Presidential candidate Barack Obama asked “At what point do we say ‘enough’?” The answer to that comes from the commander-in-chief in the White House, not from an Army General whose assignment is to establish sufficient security to permit the Iraqi politicians to do their thing, if they are, in fact, able to at any level of security. Even Sen. Joe Lieberman (I-Conn.) who has been supportive of our efforts in Iraq, drew a perplexed look from Petraeus when he asked if he had considered attacking alleged training camps in Iran, said to be training Shiite militia members. Petaeus wisely deferred that one to his chain of command. If members of Congress are unable to separate the military and political components and responsibilities of this war, image the confusion among the public at large.

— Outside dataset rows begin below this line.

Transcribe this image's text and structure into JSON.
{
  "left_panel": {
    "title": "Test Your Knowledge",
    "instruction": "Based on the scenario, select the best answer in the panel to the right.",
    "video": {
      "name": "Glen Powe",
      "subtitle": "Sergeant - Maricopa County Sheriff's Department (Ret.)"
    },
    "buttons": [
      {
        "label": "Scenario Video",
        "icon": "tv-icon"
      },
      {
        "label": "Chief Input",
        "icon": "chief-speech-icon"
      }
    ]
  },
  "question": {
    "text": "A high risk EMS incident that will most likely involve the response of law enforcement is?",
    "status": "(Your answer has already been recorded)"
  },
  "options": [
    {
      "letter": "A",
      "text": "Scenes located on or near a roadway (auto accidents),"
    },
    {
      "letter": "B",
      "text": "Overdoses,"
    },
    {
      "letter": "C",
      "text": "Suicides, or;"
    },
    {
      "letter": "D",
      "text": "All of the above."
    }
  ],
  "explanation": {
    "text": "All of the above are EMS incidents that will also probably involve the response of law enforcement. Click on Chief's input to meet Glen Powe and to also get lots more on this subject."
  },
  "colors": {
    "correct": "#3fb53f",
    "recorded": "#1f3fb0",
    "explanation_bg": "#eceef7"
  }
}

Questioning the general’s integrity by some members of Congress, the press and liberal organizations opposed to the war and anything Bush does or says, is rather laughable. Congress needs to be reminded that the latest Gallup Poll on America’s most trusted institutions ranked the military highest with a 69% confidence rating while ranking Congress lowest at 14%.The military culture maintains a strict code of ethics and honesty. It is difficult to say the same of an organization that has been repeatedly racked in recent years by scandals involving dishonesty and self-gain.
In the military, mission accomplishment is what is rewarded. There is no second prize for trying hard. The political-diplomatic culture is quite different. Its leaders are socialized to value win-win situations more than victories and to avoid confrontations which are viewed often as a failure of diplomacy. The cultures often clash in their pursuit of national objectives. When cabinet level officials are unable to achieve consensus, it is up to the president to referee disputes. Members or committees of Congress cannot do this for him, try though they may.
Military leaders are often accused of spinning every outcome into a success of some sort or, in other words, of being overly “can do”. While there is some validity to this, they are also their own severest critics, constantly seeking lessons to be learned from every outcome. Many political and diplomatic leaders, on the other hand, seem unable to criticize their own strategies or to acknowledge mistakes.
The Petraeus report should be viewed for what it is: a progress report on a military operation, not a status report on our political objectives in Iraq. It should bring little comfort to Americans because while the surge is improving security, the political progress within Iraq is quite simply unsatisfactory. The military can continue to improve security but at a significant cost because we cannot continue this level of commitment in Iraq indefinitely.
The political objective of a unified, functioning government has not been achieved, judging from the unsatisfactory progress made toward the eighteen benchmarks, and may never be achieved. Given the continued, inbred tribal and religious hatreds and the shifting sentiments and loyalties, the best hope for political success may be the partitioning of Iraq into independent Kurdish, Shiite and Sunni nations as previously suggested. Difficult problems involving oil revenues, population relocation, relations with neighboring countries and the role of the UN are involved but partitioning may provide the only exit strategy for our overextended military. CRO
2007 J. F. Kelly, Jr.